__REQUIRED ACTION__
Please reproduce each line of the data below as it stands.

__MATERIAL FOR THIS EXERCISE__
»»
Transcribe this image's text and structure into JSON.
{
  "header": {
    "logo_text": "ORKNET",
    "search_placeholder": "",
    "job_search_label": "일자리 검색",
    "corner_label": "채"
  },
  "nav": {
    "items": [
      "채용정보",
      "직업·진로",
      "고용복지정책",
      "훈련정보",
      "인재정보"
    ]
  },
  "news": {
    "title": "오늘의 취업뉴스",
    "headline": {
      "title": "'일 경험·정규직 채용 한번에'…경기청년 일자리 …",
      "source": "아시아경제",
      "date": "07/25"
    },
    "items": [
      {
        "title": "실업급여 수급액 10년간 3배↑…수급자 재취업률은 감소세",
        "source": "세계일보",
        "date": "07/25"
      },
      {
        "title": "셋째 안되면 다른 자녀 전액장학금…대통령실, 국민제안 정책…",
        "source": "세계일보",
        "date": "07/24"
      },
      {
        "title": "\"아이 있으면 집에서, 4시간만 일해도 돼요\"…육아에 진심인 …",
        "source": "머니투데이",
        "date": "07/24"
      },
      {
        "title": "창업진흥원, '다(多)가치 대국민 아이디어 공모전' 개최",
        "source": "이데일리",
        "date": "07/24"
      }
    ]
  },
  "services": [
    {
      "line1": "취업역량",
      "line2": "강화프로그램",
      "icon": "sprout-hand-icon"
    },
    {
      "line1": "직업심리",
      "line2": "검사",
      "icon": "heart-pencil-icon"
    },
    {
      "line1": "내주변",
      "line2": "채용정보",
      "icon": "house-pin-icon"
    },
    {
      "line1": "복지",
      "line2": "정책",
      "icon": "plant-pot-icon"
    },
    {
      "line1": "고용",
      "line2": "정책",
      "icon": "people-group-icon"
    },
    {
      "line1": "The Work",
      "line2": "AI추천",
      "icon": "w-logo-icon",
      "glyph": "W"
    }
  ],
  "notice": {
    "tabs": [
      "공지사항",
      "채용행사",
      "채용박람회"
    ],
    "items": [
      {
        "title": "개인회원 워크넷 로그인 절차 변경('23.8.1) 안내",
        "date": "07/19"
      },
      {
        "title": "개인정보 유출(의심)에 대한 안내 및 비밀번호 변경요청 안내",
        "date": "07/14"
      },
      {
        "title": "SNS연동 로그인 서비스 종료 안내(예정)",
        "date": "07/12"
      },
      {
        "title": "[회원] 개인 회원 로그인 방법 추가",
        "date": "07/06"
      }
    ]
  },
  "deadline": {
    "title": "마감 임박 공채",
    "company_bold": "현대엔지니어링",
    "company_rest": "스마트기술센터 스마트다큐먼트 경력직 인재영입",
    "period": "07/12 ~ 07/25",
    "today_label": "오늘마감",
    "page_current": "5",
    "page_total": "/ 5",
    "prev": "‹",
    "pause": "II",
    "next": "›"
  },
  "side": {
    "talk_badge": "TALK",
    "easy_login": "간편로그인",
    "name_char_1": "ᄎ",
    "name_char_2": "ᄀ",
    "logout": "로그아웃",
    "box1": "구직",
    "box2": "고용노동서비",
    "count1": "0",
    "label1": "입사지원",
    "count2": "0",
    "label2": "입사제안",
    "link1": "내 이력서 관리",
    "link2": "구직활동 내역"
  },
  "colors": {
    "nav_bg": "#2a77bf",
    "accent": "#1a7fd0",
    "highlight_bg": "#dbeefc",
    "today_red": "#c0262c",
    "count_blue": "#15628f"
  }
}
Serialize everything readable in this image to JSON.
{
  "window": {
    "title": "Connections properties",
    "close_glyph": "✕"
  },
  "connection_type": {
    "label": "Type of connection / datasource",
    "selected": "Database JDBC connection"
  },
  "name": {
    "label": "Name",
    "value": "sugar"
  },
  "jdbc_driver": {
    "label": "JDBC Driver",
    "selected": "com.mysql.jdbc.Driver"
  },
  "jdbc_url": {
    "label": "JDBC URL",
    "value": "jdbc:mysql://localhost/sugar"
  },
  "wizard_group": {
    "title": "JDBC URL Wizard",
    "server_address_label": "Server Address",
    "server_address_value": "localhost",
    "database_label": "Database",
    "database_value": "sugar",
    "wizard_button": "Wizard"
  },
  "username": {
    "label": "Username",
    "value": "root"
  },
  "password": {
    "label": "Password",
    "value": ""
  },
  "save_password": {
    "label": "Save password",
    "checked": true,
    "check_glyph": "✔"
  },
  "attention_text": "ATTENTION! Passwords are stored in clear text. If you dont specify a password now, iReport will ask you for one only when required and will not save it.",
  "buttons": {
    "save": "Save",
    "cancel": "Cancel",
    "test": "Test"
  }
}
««
__COMPLETED EXERCISE__
Transcribe this image's text and structure into JSON.
{
  "header": {
    "logo_text": "ORKNET",
    "search_placeholder": "",
    "job_search_label": "일자리 검색",
    "corner_label": "채"
  },
  "nav": {
    "items": [
      "채용정보",
      "직업·진로",
      "고용복지정책",
      "훈련정보",
      "인재정보"
    ]
  },
  "news": {
    "title": "오늘의 취업뉴스",
    "headline": {
      "title": "'일 경험·정규직 채용 한번에'…경기청년 일자리 …",
      "source": "아시아경제",
      "date": "07/25"
    },
    "items": [
      {
        "title": "실업급여 수급액 10년간 3배↑…수급자 재취업률은 감소세",
        "source": "세계일보",
        "date": "07/25"
      },
      {
        "title": "셋째 안되면 다른 자녀 전액장학금…대통령실, 국민제안 정책…",
        "source": "세계일보",
        "date": "07/24"
      },
      {
        "title": "\"아이 있으면 집에서, 4시간만 일해도 돼요\"…육아에 진심인 …",
        "source": "머니투데이",
        "date": "07/24"
      },
      {
        "title": "창업진흥원, '다(多)가치 대국민 아이디어 공모전' 개최",
        "source": "이데일리",
        "date": "07/24"
      }
    ]
  },
  "services": [
    {
      "line1": "취업역량",
      "line2": "강화프로그램",
      "icon": "sprout-hand-icon"
    },
    {
      "line1": "직업심리",
      "line2": "검사",
      "icon": "heart-pencil-icon"
    },
    {
      "line1": "내주변",
      "line2": "채용정보",
      "icon": "house-pin-icon"
    },
    {
      "line1": "복지",
      "line2": "정책",
      "icon": "plant-pot-icon"
    },
    {
      "line1": "고용",
      "line2": "정책",
      "icon": "people-group-icon"
    },
    {
      "line1": "The Work",
      "line2": "AI추천",
      "icon": "w-logo-icon",
      "glyph": "W"
    }
  ],
  "notice": {
    "tabs": [
      "공지사항",
      "채용행사",
      "채용박람회"
    ],
    "items": [
      {
        "title": "개인회원 워크넷 로그인 절차 변경('23.8.1) 안내",
        "date": "07/19"
      },
      {
        "title": "개인정보 유출(의심)에 대한 안내 및 비밀번호 변경요청 안내",
        "date": "07/14"
      },
      {
        "title": "SNS연동 로그인 서비스 종료 안내(예정)",
        "date": "07/12"
      },
      {
        "title": "[회원] 개인 회원 로그인 방법 추가",
        "date": "07/06"
      }
    ]
  },
  "deadline": {
    "title": "마감 임박 공채",
    "company_bold": "현대엔지니어링",
    "company_rest": "스마트기술센터 스마트다큐먼트 경력직 인재영입",
    "period": "07/12 ~ 07/25",
    "today_label": "오늘마감",
    "page_current": "5",
    "page_total": "/ 5",
    "prev": "‹",
    "pause": "II",
    "next": "›"
  },
  "side": {
    "talk_badge": "TALK",
    "easy_login": "간편로그인",
    "name_char_1": "ᄎ",
    "name_char_2": "ᄀ",
    "logout": "로그아웃",
    "box1": "구직",
    "box2": "고용노동서비",
    "count1": "0",
    "label1": "입사지원",
    "count2": "0",
    "label2": "입사제안",
    "link1": "내 이력서 관리",
    "link2": "구직활동 내역"
  },
  "colors": {
    "nav_bg": "#2a77bf",
    "accent": "#1a7fd0",
    "highlight_bg": "#dbeefc",
    "today_red": "#c0262c",
    "count_blue": "#15628f"
  }
}
Serialize everything readable in this image to JSON.
{
  "window": {
    "title": "Connections properties",
    "close_glyph": "✕"
  },
  "connection_type": {
    "label": "Type of connection / datasource",
    "selected": "Database JDBC connection"
  },
  "name": {
    "label": "Name",
    "value": "sugar"
  },
  "jdbc_driver": {
    "label": "JDBC Driver",
    "selected": "com.mysql.jdbc.Driver"
  },
  "jdbc_url": {
    "label": "JDBC URL",
    "value": "jdbc:mysql://localhost/sugar"
  },
  "wizard_group": {
    "title": "JDBC URL Wizard",
    "server_address_label": "Server Address",
    "server_address_value": "localhost",
    "database_label": "Database",
    "database_value": "sugar",
    "wizard_button": "Wizard"
  },
  "username": {
    "label": "Username",
    "value": "root"
  },
  "password": {
    "label": "Password",
    "value": ""
  },
  "save_password": {
    "label": "Save password",
    "checked": true,
    "check_glyph": "✔"
  },
  "attention_text": "ATTENTION! Passwords are stored in clear text. If you dont specify a password now, iReport will ask you for one only when required and will not save it.",
  "buttons": {
    "save": "Save",
    "cancel": "Cancel",
    "test": "Test"
  }
}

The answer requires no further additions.